Ottmar Hitzfeld was such a worshipped figure during his managerial reign in the Bundesliga he was nicknamed after the German word for God (Gott). The former Stuttgart forward inspired such devotion by guiding not just one but two of its teams to Champions League success, first with Borussia Dortmund in 1997 and then with Bayern Munich in 2001. Hitzfeld also won the league title twice with the former and an incredible five times with the latter (with whom he enjoyed two successful stints). But Hitzfeld’s coaching career was actually bookended in Switzerland, beginning with similarly victorious spells in charge of FC Aarau and Grasshopper, and finishing with two mixed World Cup Finals campaigns as the country’s national coach.
17. Herbert Chapman
While not the most familiar name on the list, inter-war coach Herbert Chapman’s influence on the modern game is unparalleled. A keen innovator, he helped pioneer the use of floodlighting, numbered shirts and European club competitions, while also implementing a wide range of techniques and tactics that unarguably changed English soccer forever. His early managerial career may have been mired in controversy – he was initially barred from the game for his alleged involvement in the illegal payments scandal that led to Leeds City’s dissolvement. But later cleared of any wrongdoing, Chapman returned to the sport to transform rugby league town Huddersfield into an unlikely force, spearheading them to an FA Cup and two consecutive league titles. Incredibly, he then achieved the exact same feat when he moved on to an underperforming Arsenal, breaking the North and Midlands’ top-flight dominance in the process. Only his sudden death in 1934 at the age of just 55 stopped him from revolutionising the game even further.
16. Bela Guttmann
Seasoned traveller Bela Guttmann’s managerial powers were so strong that even in death he’s presumed by some to still be influencing the game. The Hungarian famously put a curse on Benfica when despite leading the Portuguese team to two successive European Cups he was denied the reward of a pay rise. Since his subsequent resignation, Benfica has failed to win a major European trophy, losing eight finals – most recently their 2014 Europa League encounter against Sevilla. That’s not the only superstitious part of Guttmann’s story. Renowned for his ‘the third season is fatal’ quote, the radical coach never spent more than two years in one job, which explains how he managed an unprecedented 23 different clubs in 12 different countries during his five-decade career. League titles in Portugal, Brazil and his homeland, a pioneering role in the 4-2-4 formation and his mentoring of the legendary Eusebio are just a handful of the feats which resulted from such a nomadic approach.
15. Marcello Lippi
Marcello Lippi may be something of a one-club wonder – he managed nearly a dozen other Italian teams without picking up any major silverware.
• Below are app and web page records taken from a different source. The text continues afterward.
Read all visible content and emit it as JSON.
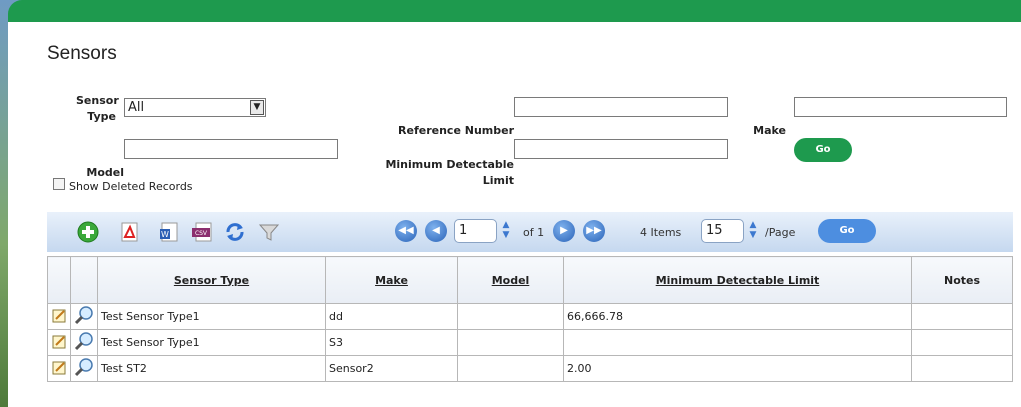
{
  "page_title": "Sensors",
  "filters": {
    "sensor_type_label": "Sensor Type",
    "sensor_type_value": "All",
    "reference_number_label": "Reference Number",
    "reference_number_value": "",
    "make_label": "Make",
    "make_value": "",
    "model_label": "Model",
    "model_value": "",
    "min_limit_label": "Minimum Detectable Limit",
    "min_limit_value": "",
    "go_label": "Go",
    "show_deleted_label": "Show Deleted Records",
    "show_deleted_checked": false
  },
  "toolbar": {
    "icons": [
      "add-icon",
      "pdf-export-icon",
      "word-export-icon",
      "csv-export-icon",
      "refresh-icon",
      "filter-icon"
    ],
    "current_page": "1",
    "page_of": "of 1",
    "items_count": "4 Items",
    "page_size": "15",
    "per_page": "/Page",
    "go_label": "Go"
  },
  "table": {
    "columns": [
      "Sensor Type",
      "Make",
      "Model",
      "Minimum Detectable Limit",
      "Notes"
    ],
    "rows": [
      {
        "sensor_type": "Test Sensor Type1",
        "make": "dd",
        "model": "",
        "min_limit": "66,666.78",
        "notes": ""
      },
      {
        "sensor_type": "Test Sensor Type1",
        "make": "S3",
        "model": "",
        "min_limit": "",
        "notes": ""
      },
      {
        "sensor_type": "Test ST2",
        "make": "Sensor2",
        "model": "",
        "min_limit": "2.00",
        "notes": ""
      }
    ]
  },
  "colors": {
    "brand_green": "#1e9a4e",
    "pager_blue": "#2a63b8",
    "go_blue": "#4d8ee0"
  }
}
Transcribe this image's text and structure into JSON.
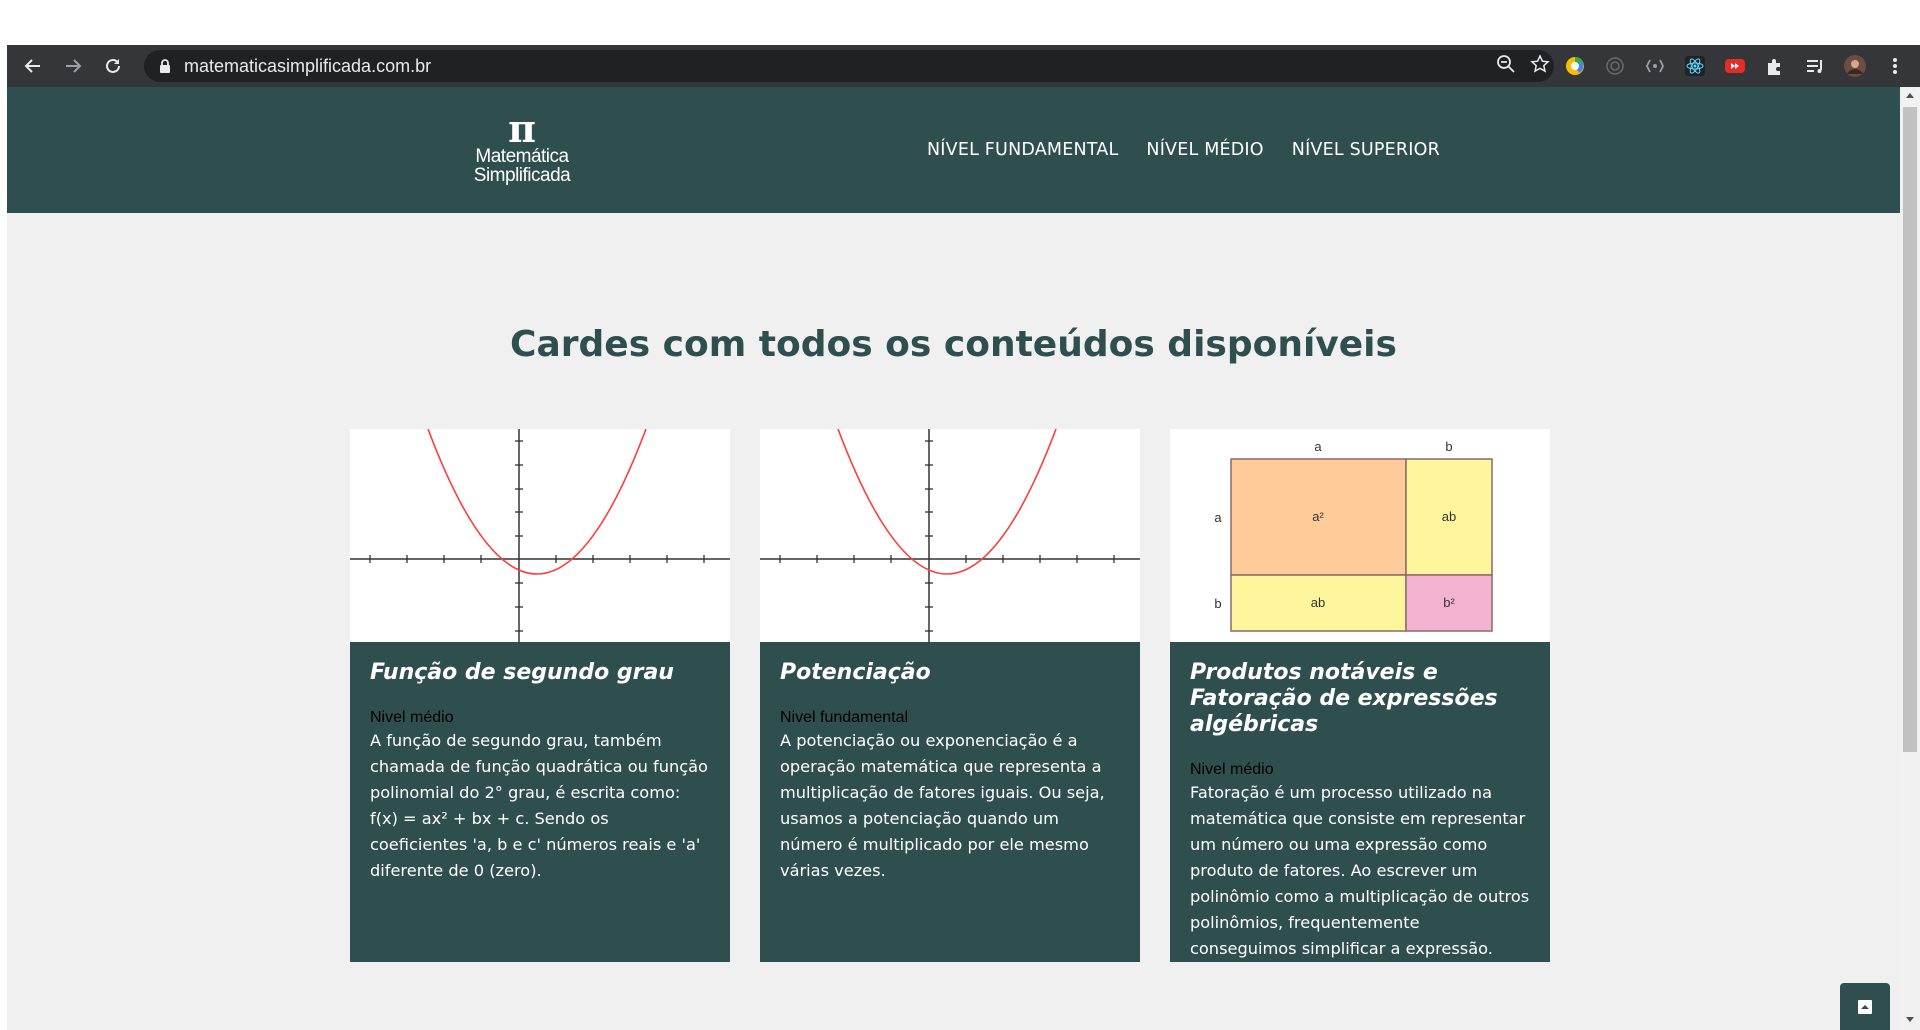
{
  "browser": {
    "url": "matematicasimplificada.com.br"
  },
  "header": {
    "logo_symbol": "π",
    "logo_line1": "Matemática",
    "logo_line2": "Simplificada",
    "nav": [
      {
        "label": "NÍVEL FUNDAMENTAL"
      },
      {
        "label": "NÍVEL MÉDIO"
      },
      {
        "label": "NÍVEL SUPERIOR"
      }
    ]
  },
  "main": {
    "title": "Cardes com todos os conteúdos disponíveis",
    "cards": [
      {
        "title": "Função de segundo grau",
        "level": "Nivel médio",
        "text": "A função de segundo grau, também chamada de função quadrática ou função polinomial do 2° grau, é escrita como: f(x) = ax² + bx + c. Sendo os coeficientes 'a, b e c' números reais e 'a' diferente de 0 (zero)."
      },
      {
        "title": "Potenciação",
        "level": "Nivel fundamental",
        "text": "A potenciação ou exponenciação é a operação matemática que representa a multiplicação de fatores iguais. Ou seja, usamos a potenciação quando um número é multiplicado por ele mesmo várias vezes."
      },
      {
        "title": "Produtos notáveis e Fatoração de expressões algébricas",
        "level": "Nivel médio",
        "text": "Fatoração é um processo utilizado na matemática que consiste em representar um número ou uma expressão como produto de fatores. Ao escrever um polinômio como a multiplicação de outros polinômios, frequentemente conseguimos simplificar a expressão.",
        "diagram": {
          "top_a": "a",
          "top_b": "b",
          "side_a": "a",
          "side_b": "b",
          "cell_a2": "a²",
          "cell_ab_top": "ab",
          "cell_ab_bottom": "ab",
          "cell_b2": "b²"
        }
      }
    ]
  },
  "colors": {
    "brand": "#2f4f4f",
    "curve": "#ff3b3b",
    "a2": "#ffcc99",
    "ab": "#fff59d",
    "b2": "#f4b3d0"
  }
}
But his reign at Juventus was so commanding that it would be foolish to ignore his achievements here. Lippi won five Serie A titles, a Coppa Italia and a Champions League (also finishing runners-up three times) during two separate triumphant spells with the club before graduating to the position of Italy’s national coach. There, he achieved his ‘most satisfying moment’ when he guided the country to their first World Cup in 24 years at Germany 2006. An attempt to retain the trophy ended relatively dismally, but Lippi soon restored his reputation when he emigrated to China, winning the Super League three times and the AFC Champions League with Guangzhou Evergrande.
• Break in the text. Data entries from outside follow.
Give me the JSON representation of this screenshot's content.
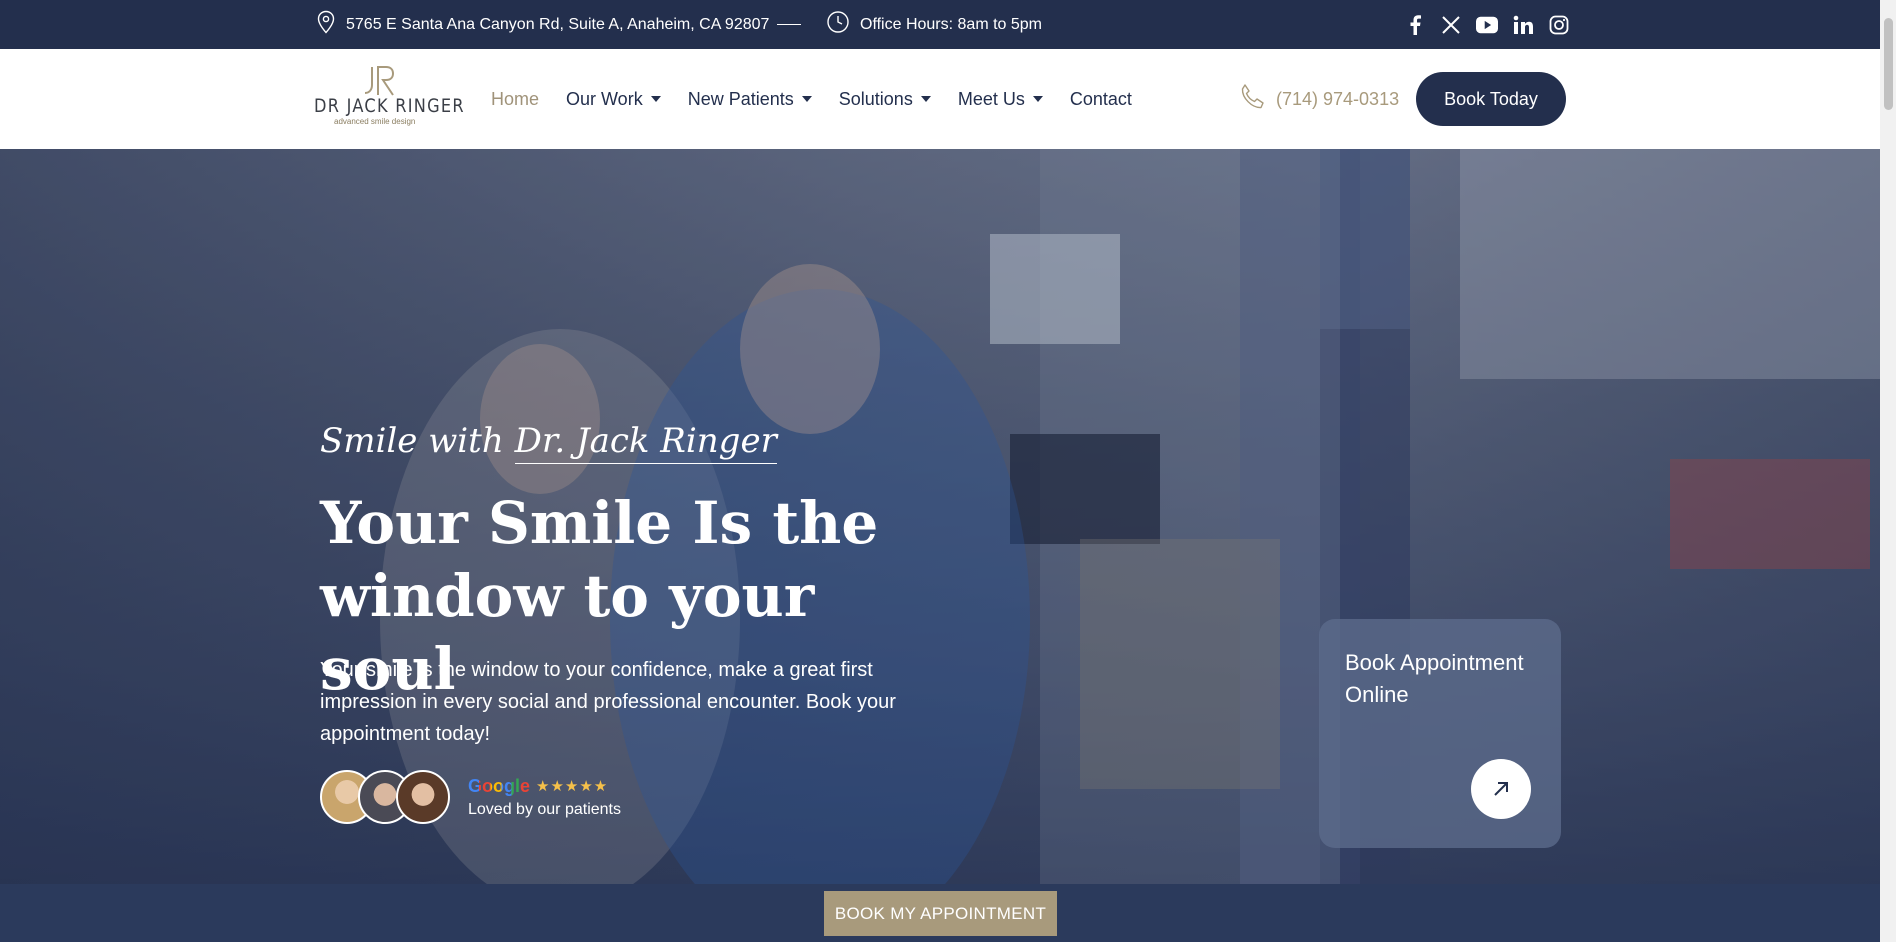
{
  "topbar": {
    "address": "5765 E Santa Ana Canyon Rd, Suite A, Anaheim, CA 92807",
    "hours": "Office Hours: 8am to 5pm",
    "socials": [
      "facebook-icon",
      "x-icon",
      "youtube-icon",
      "linkedin-icon",
      "instagram-icon"
    ]
  },
  "nav": {
    "logo": {
      "name": "DR JACK RINGER",
      "tagline": "advanced smile design",
      "monogram": "JR"
    },
    "items": [
      {
        "label": "Home",
        "dropdown": false,
        "active": true
      },
      {
        "label": "Our Work",
        "dropdown": true
      },
      {
        "label": "New Patients",
        "dropdown": true
      },
      {
        "label": "Solutions",
        "dropdown": true
      },
      {
        "label": "Meet Us",
        "dropdown": true
      },
      {
        "label": "Contact",
        "dropdown": false
      }
    ],
    "phone": "(714) 974-0313",
    "cta": "Book Today"
  },
  "hero": {
    "eyebrow_prefix": "Smile with ",
    "eyebrow_name": "Dr. Jack Ringer",
    "headline": "Your Smile Is the window to your soul",
    "subtext": "Your smile is the window to your confidence, make a great first impression in every social and professional encounter. Book your appointment today!",
    "review_source": "Google",
    "stars": "★★★★★",
    "review_text": "Loved by our patients",
    "book_card": "Book Appointment Online"
  },
  "bottom": {
    "cta": "BOOK MY APPOINTMENT"
  },
  "colors": {
    "navy": "#232f4d",
    "gold": "#a89a7c",
    "white": "#ffffff"
  }
}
14. Giovanni Trapattoni
In contrast, one of Lippi’s predecessors struggled to make an impact at international level but enjoyed success as a club coach with numerous teams. Indeed, Giovanni Trapattoni not only guided Juventus to six Serie A championships, two Coppa Italias and all three major European Cups, he also won league titles with Inter Milan, Bayern Munich, Benfica and Red Bull Salzburg. His four-year spell in charge of Italy was something of a disappointment – the country exited early at both the 2002 World Cup and Euro 2004. But he later redeemed himself by taking the Republic of Ireland to their first Euros in nearly a quarter of a century. And had it not been for Thierry Henry’s glaring double handball, he may well have taken them to only their fourth ever World Cup, too.
13. Carlo Ancelotti